They said no.

“They told us he had five scholarship quarterbacks, so there wasn’t any need of ‘Bake’ coming out there,” James Mayfield, Baker’s father, told George Schroeder of USA Today. “I popped off that they had five scholarship quarterbacks that couldn’t even play for Lake Travis. That’s where our relationship stalled out.”

On one hand, it utterly boggles the mind why Texas would decline a successful high school quarterback willing to pay his own way on to the team, especially considering the state of the position at the time. On the other, one would see why Mack Brown‘s staff would pass on a kid with only an offer from FAU who says UT’s quarterbacks couldn’t start for his high school team.

Instead, Texas signed Tyrone Swoopes and Mayfield enrolled at Texas Tech. He won the starting job as a true freshman, transferred to Oklahoma, walked on and then won the starting job there.

And now he’s set to face the hometown team he at one time wished he could play for.

Mayfield has completed 88-of-135 throws for 1,382 yards with 13 touchdowns and three interceptions – good for a 178.52 passer rating, which ranks fifth nationally – while adding 138 yards and four scores on the ground.
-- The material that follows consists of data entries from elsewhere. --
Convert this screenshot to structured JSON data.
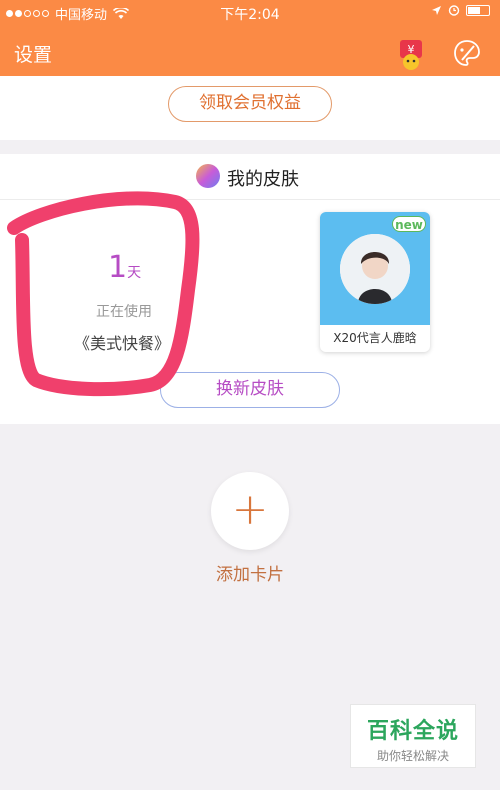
{
  "status_bar": {
    "carrier": "中国移动",
    "time": "下午2:04"
  },
  "nav": {
    "title": "设置",
    "icons": [
      "vip-icon",
      "palette-icon"
    ]
  },
  "member": {
    "button_label": "领取会员权益"
  },
  "skin": {
    "section_title": "我的皮肤",
    "days_number": "1",
    "days_unit": "天",
    "status_text": "正在使用",
    "current_skin": "《美式快餐》",
    "preview_badge": "new",
    "preview_caption": "X20代言人鹿晗",
    "change_button": "换新皮肤"
  },
  "add_card": {
    "icon": "+",
    "label": "添加卡片"
  },
  "watermark": {
    "title": "百科全说",
    "subtitle": "助你轻松解决"
  },
  "colors": {
    "nav_bg": "#fb8a45",
    "accent_purple": "#b64cc4",
    "annotation_red": "#f0406c"
  }
}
His counterpart, redshirt freshman Jerrod Heard, has connected on 42-of-76 passes for 661 yards with two touchdowns and two interceptions (131.74 passer rating) to go with a team-leading 67 carries for 318 yards and three touchdowns.
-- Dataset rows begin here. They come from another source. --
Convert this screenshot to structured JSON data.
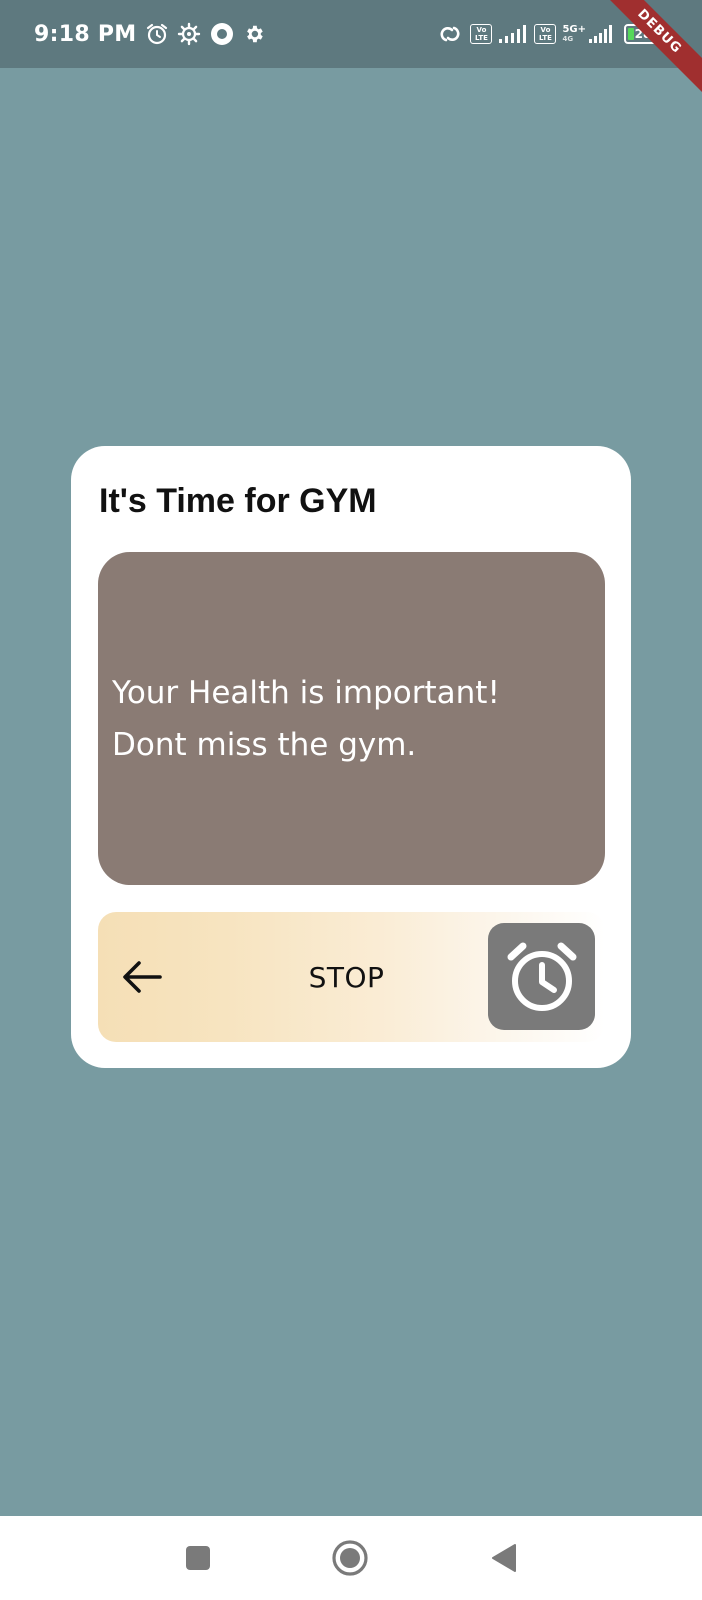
{
  "status_bar": {
    "time": "9:18 PM",
    "left_icons": [
      "alarm-icon",
      "gear-icon",
      "record-icon",
      "settings-small-icon"
    ],
    "right_icons": [
      "hotspot-icon",
      "volte-icon",
      "signal-icon",
      "volte-icon",
      "signal-5g-icon",
      "battery-icon"
    ],
    "volte_top": "Vo",
    "volte_bottom": "LTE",
    "network_type": "5G+",
    "network_sub": "4G",
    "battery_level": "28",
    "battery_color": "#55d85a"
  },
  "debug_banner": "DEBUG",
  "alarm_card": {
    "title": "It's Time for GYM",
    "message_line1": "Your Health is important!",
    "message_line2": "Dont miss the gym.",
    "message_bg": "#8a7b74",
    "slider": {
      "label": "STOP",
      "arrow_icon": "arrow-left-icon",
      "handle_icon": "alarm-clock-icon",
      "handle_color": "#7a7a7a"
    }
  },
  "nav_bar": {
    "buttons": [
      "recents-icon",
      "home-icon",
      "back-icon"
    ]
  },
  "colors": {
    "background": "#789ba1",
    "status_bar": "#5e797f",
    "card": "#ffffff"
  }
}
“As perverse as all this has been, he’s where he wanted to be,” James Mayfield said. “He’s living his dream. If he had to do it all over again, he’d do it, with the same outcome.”

Appalachian State announces five-year extension for head coach Scott Satterfield

Scott Satterfield
Associated Press

One day after it was revealed its head coach was the second-lowest paid in college football, Appalachian State announced a five-year contract extension for head coach Scott Satterfield.

“We have the right coach leading our football program in Scott Satterfield,” Appalachian State AD Doug Gillin said in a statement. “In nearly three years as head coach, he has stayed true to his convictions, built the program the right way and set Appalachian State football up for sustainable success both in the Sun Belt Conference and at the national level.”

Satterfield had earned $375,000 annually, ahead of only Louisiana-Monroe’s Todd Berry at $360,000 a year.

Satterfield, 42, is 14-14 in his third season at the Boone, N.C., school. He led the Mountaineers to a 7-5 mark in their debut Sun Belt season, and has the club at 3-1 to start the 2015 campaign.

“It’s exciting for my family and me to know that we’re going to be at Appalachian for the foreseeable future,” Satterfield added. “I’m living a dream by being the head coach at my alma mater and can’t wait to continue to work hard to help this program reach heights that it has never reached before.”